History of Bromley
The first definite reference to Bromley is in the charter of 862. Named Bromleag, it is believed to mean the clearing where the broom bushes grow.
The town’s significance was the result of its early link with the Bishops of Rochester who established a residence in the area at a early date. In 1205, it was the Bishop who was responsible for the establishing of a weekly market in the town. This continues to the present day.
The market, together with its position on the main Rye (later Hastings) road made Bromley a natural centre for the local area and it soon became the most important settlement in the district.

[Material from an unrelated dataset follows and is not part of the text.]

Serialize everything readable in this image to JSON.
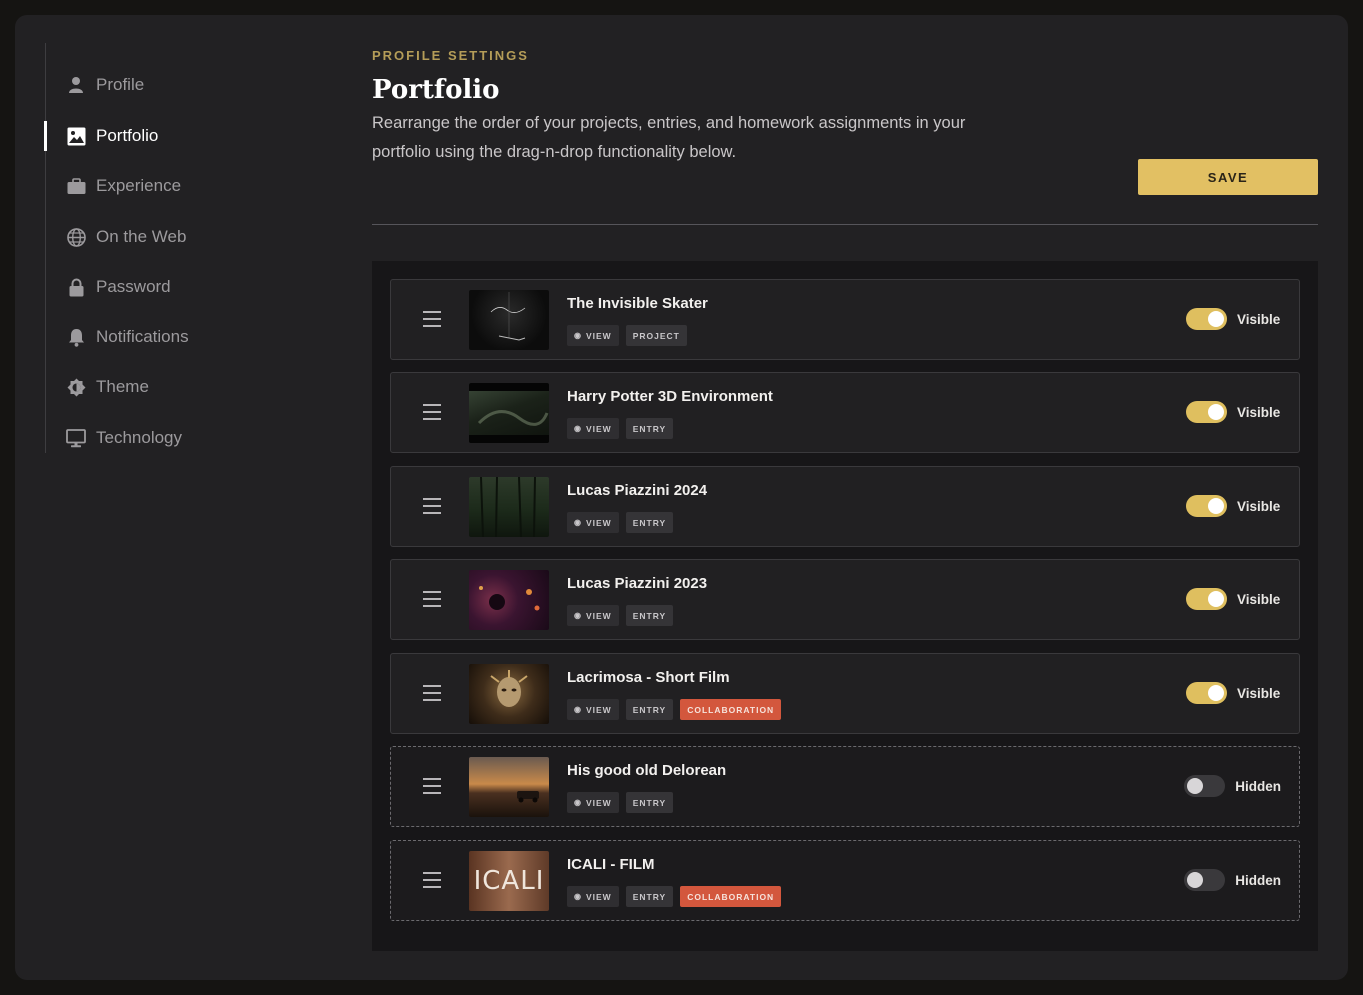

Bromley retained this leading position into the nineteenth century including a brief period as a fashionable spa town and health centre until two events temporarily threatened its dominance. In 1844 diocesan boundary changes caused the Bishop of Rochester to move away and the Palace to be sold into private hands, while the comparatively late arrival of the railway in 1858 made other towns such as Croydon and Lewisham a more attractive prospect for development.
Once the railway was running Bromley again became a popular location. New Bromley to the north of the town began in the 1860s and was further enhanced by the building of a second railway line in 1878. Initially small artisan style dwellings; larger houses followed along the London Road in an area known as Bromley Park.
By the outbreak of the First World War, development in central Bromley was fairly complete, subsequent development being restricted to infill and the replacement of a number of larger houses and industrial buildings with smaller modern houses and flats.
In the last twenty years much of the town centre has been rebuilt to accommodate the large Glades shopping centre, resulting in the loss of much town centre housing while the Bishops Palace, initially converted in the 1930’s into a new home for Stockwell teacher training college, is now the core of Bromley Civic Centre.